▶ _EXERCISE DATA_:
+ + + +
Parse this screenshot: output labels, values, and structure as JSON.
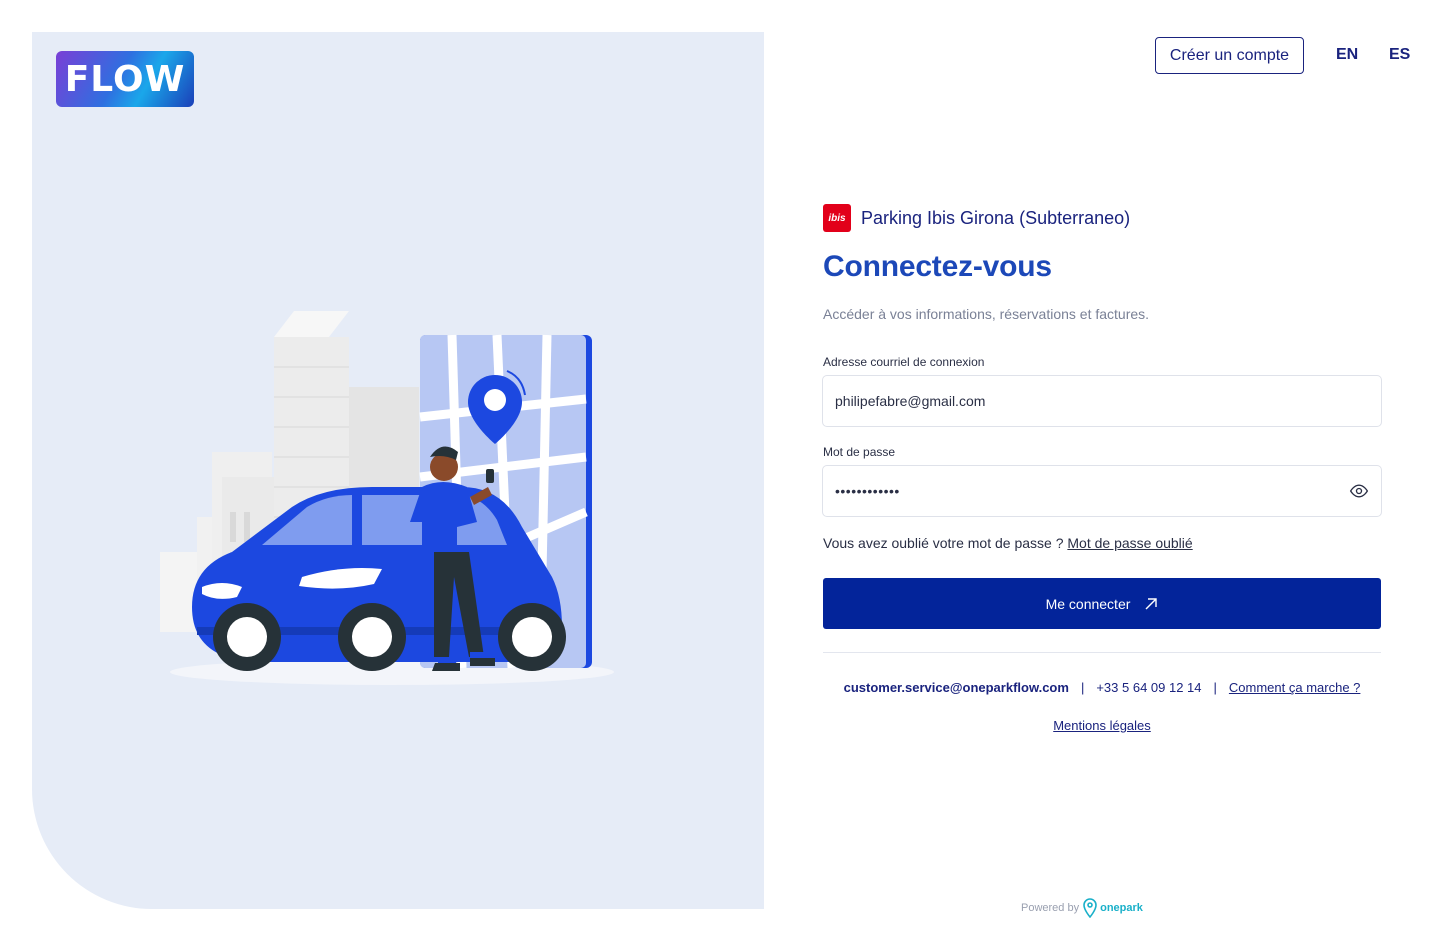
{
  "brand": {
    "logo_text": "FLOW"
  },
  "header": {
    "create_account": "Créer un compte",
    "languages": [
      "EN",
      "ES"
    ]
  },
  "parking": {
    "name": "Parking Ibis Girona (Subterraneo)",
    "logo_text": "ibis"
  },
  "form": {
    "title": "Connectez-vous",
    "subtitle": "Accéder à vos informations, réservations et factures.",
    "email_label": "Adresse courriel de connexion",
    "email_value": "philipefabre@gmail.com",
    "password_label": "Mot de passe",
    "password_value": "••••••••••••",
    "forgot_text": "Vous avez oublié votre mot de passe ? ",
    "forgot_link": "Mot de passe oublié",
    "submit_label": "Me connecter"
  },
  "footer": {
    "email": "customer.service@oneparkflow.com",
    "separator": "|",
    "phone": "+33 5 64 09 12 14",
    "how_it_works": "Comment ça marche ?",
    "legal": "Mentions légales",
    "powered_by": "Powered by",
    "powered_brand": "onepark"
  },
  "colors": {
    "primary": "#03249a",
    "title": "#1c48b8",
    "panel": "#e6ecf7",
    "ibis_red": "#e2001a"
  }
}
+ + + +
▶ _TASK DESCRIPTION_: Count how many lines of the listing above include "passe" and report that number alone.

▶ _ANSWER SPACE_: 3